The Sunnyvale, California, company says it’s a different breach from the one it disclosed in September, when it said 500 million accounts were exposed.
The number of affected accounts was double the number implicated in a 2014 breach that the internet company disclosed in September and blamed on hackers working on behalf of a government. News of that attack prompted Verizon Communication Inc to say in October that it might withdraw from an agreement to buy Yahoo‘s core internet business for $4.83 billion.
Yahoo also said Wednesday that it believes hackers responsible for the previous breach had also accessed the company’s proprietary code to learn how to forge “cookies” that would allow hackers to access an account without a password.
Hours before it announced the breach on Wednesday, executives with Google, Facebook and other large U.S. technology companies met with President-elect Donald Trump in New York.
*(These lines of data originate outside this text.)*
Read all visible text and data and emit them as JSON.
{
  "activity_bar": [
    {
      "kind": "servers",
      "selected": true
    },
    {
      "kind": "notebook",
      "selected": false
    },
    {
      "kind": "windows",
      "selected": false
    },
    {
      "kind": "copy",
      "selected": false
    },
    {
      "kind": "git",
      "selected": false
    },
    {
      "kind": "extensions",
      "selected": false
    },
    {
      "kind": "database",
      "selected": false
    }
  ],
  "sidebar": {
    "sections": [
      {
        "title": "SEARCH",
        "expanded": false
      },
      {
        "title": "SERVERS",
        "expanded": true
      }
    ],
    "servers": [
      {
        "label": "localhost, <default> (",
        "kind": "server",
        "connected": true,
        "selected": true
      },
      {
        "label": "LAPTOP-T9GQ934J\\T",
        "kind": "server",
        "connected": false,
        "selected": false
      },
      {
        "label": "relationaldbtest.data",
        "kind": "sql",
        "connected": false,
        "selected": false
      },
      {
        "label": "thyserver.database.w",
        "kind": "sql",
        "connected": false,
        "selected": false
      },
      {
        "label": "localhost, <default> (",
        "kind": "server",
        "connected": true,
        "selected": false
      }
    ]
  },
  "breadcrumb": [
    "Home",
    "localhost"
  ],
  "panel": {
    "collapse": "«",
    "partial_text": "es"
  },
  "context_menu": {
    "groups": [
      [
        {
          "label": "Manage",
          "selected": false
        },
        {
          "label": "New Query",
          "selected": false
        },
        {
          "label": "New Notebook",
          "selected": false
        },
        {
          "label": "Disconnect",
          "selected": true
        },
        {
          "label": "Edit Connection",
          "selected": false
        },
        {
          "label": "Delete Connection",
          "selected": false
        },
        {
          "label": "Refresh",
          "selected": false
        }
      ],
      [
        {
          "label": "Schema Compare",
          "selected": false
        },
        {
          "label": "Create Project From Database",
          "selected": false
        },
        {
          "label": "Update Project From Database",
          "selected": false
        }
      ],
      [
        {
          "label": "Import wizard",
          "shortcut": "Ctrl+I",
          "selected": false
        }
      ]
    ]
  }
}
Reflecting its diminished stature, Yahoo was not invited to the summit, according to people familiar with the meeting.